ACTION ITEM ->
Where a line below carries the word "your", include it in the count, then give the count alone.

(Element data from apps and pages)
———

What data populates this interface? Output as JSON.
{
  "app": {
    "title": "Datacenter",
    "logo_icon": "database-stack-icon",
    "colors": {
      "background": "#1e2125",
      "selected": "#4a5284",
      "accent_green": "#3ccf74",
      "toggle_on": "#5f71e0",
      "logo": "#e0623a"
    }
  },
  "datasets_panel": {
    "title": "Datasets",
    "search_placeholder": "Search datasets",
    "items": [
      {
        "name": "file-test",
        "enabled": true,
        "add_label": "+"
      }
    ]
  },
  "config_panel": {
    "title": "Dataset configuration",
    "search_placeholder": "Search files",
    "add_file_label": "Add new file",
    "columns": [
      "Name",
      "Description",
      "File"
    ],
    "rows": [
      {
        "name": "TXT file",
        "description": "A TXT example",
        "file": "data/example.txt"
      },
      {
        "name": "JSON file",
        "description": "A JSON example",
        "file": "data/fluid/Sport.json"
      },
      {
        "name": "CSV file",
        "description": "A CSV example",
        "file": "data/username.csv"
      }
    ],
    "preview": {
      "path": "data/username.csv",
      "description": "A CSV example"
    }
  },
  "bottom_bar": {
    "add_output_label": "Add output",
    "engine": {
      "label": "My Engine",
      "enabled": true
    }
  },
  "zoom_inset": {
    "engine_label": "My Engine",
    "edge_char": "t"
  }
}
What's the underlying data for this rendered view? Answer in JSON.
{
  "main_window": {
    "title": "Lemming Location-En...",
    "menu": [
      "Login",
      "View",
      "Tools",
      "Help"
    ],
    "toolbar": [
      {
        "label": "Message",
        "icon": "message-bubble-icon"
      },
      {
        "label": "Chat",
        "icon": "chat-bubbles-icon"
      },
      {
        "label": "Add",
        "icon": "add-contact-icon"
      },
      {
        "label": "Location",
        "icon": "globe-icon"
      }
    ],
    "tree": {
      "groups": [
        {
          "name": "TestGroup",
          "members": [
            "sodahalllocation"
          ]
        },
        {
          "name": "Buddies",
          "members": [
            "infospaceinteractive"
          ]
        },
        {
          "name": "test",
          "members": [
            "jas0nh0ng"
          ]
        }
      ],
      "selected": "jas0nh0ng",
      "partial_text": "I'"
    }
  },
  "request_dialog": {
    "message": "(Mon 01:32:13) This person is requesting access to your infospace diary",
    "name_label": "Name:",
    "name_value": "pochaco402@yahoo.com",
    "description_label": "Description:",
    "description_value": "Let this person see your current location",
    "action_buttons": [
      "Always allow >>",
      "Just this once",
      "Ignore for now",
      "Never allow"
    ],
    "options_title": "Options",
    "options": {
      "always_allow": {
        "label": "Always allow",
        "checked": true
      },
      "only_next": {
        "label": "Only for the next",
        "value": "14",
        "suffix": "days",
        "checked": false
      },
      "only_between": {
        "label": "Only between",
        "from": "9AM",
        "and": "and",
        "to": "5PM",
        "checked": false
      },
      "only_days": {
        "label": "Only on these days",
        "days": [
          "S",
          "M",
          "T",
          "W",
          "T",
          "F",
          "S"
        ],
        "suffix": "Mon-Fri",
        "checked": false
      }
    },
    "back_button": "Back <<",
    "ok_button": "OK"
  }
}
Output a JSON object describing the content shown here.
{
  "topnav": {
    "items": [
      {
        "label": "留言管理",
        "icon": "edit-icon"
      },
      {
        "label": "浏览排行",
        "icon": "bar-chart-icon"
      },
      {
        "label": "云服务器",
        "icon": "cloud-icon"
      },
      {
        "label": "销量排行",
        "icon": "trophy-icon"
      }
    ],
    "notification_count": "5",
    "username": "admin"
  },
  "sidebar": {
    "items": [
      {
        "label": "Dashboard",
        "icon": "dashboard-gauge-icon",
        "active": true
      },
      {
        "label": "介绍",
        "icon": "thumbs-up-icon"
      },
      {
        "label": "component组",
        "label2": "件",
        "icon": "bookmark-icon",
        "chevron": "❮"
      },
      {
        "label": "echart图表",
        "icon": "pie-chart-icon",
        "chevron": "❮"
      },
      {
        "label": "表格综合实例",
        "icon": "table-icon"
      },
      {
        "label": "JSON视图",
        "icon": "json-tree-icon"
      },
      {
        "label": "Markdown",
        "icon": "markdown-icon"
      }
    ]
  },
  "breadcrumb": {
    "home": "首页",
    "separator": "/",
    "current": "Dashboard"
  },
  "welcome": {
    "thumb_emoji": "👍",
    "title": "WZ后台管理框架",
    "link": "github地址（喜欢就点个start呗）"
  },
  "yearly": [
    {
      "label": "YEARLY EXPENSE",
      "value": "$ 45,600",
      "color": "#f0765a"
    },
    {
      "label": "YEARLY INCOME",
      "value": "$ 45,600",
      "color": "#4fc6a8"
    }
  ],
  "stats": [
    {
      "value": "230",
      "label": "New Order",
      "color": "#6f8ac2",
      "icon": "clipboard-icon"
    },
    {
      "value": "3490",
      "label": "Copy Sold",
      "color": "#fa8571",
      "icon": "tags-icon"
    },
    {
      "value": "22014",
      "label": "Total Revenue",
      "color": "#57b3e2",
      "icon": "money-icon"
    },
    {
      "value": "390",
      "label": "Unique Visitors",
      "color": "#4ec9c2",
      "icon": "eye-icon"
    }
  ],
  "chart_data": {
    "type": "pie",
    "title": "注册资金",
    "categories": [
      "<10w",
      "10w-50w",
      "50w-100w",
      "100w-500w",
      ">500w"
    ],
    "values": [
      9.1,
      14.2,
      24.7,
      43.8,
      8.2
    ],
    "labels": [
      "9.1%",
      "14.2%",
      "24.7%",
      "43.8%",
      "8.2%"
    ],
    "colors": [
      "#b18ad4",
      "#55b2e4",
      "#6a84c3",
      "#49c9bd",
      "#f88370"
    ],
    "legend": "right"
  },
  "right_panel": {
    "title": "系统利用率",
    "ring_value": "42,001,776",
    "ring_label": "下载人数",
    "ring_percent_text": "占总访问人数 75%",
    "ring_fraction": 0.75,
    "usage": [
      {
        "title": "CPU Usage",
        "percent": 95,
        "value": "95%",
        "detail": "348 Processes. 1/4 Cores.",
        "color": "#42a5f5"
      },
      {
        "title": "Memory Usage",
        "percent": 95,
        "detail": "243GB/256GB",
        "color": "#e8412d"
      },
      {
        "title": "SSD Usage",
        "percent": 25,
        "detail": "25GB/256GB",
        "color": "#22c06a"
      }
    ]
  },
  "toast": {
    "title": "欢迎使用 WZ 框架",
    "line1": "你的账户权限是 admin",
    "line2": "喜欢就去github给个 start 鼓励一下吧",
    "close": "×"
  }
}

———

WRITTEN SOLUTION ->
2